Established in 1977, esteemed Atlanta law firm Bondurant Mixson
& Elmore is prepared to go to trial for its clients' business
law controversies. By representing clients ranging in size from
Fortune 500 corporations to high-net-worth individuals in a diverse
array of industries, the firm that began with only seven attorneys
has grown into a major player in the Peach State and beyond.
After winning a landmark U.S. Supreme Court voting rights case
at the age of 27, it's no surprise that founding partner Emmett
Bondurant wasn't content to practice law at someone else's law
firm. In 1977, Bondurant teamed up with Mickey Mixson and Jay
Elmore to form (the aptly named) Bondurant Mixson & Elmore.
Since the firm's founding, it has stayed true to its own concept
of how a law firm should function. Eschewing the traditional law
firm model in which associates far outnumber partners, Bondurant
Mixson is structured as an inverted pyramid--meaning that there
more partners than associates. This allows cases to be staffed with
only two to three attorneys with more senior-level attention.
Because Bondurant Mixson is focused on retaining skilled,

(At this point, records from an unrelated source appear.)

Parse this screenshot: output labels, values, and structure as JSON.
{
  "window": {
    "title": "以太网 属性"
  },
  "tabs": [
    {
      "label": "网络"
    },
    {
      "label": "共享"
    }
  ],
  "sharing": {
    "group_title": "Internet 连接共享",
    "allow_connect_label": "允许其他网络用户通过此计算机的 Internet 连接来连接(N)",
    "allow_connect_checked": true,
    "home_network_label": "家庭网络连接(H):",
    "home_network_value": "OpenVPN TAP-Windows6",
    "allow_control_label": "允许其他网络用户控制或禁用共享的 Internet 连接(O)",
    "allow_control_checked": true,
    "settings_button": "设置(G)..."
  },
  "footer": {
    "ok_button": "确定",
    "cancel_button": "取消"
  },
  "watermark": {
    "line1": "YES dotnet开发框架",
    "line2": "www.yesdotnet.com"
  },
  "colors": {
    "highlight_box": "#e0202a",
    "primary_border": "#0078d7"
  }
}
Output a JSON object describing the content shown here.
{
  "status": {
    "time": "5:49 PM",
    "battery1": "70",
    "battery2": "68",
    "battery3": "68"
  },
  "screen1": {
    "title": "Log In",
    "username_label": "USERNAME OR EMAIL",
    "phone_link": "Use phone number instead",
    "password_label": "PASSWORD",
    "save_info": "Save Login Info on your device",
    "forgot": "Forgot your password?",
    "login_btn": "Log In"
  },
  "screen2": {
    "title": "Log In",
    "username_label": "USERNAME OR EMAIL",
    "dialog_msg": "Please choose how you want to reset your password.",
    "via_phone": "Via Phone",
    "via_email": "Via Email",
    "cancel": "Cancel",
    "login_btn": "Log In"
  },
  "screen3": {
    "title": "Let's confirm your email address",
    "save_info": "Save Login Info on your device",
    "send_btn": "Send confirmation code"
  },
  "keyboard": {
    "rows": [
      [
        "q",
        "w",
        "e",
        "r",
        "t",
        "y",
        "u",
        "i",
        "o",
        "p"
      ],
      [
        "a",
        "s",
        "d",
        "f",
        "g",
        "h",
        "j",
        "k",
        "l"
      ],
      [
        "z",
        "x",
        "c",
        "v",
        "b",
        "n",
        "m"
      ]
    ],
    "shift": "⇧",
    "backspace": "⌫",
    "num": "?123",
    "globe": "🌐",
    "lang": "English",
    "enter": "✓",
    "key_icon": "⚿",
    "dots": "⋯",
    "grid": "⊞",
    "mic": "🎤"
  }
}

experienced lawyers, the firm is highly selective when hiring new
associates. A quick perusal of the credentials of the firm's
attorneys shows that almost every one of them held a federal
clerkship, with many clerking at the Court of Appeals level.
Small Firm, Big Wins
The carefully crafted team allows Bondurant Mixson to attract a
variety of high-stakes business law litigation cases. Not
intimidated by big names or big firms, the firm challenged Turner
Broadcasting System in a breach of contract case to sell David
McDavid the Atlanta Hawks, the Atlanta Thrashers and the operating
rights to Philips Arena and won a $281 million jury verdict--the
largest compensatory damage award in Georgia history. Additionally,
the firm defended the Hospital Authority of Albany-Dougherty County
in defeating antitrust violation claims brought by the Federal
Trade Commission and the Georgia State Attorney General's
The firm also uses its reputation to help individuals that have
been wronged. It acted as lead counsel for the plaintiff class in
the largest private class action racial discrimination settlement
in history--$192.5 million--as well as worked to obtain
certification of a class of approximately 3,000 foster children in
a case alleging that foster care and child protective services
in Atlanta are legally and constitutionally deficient.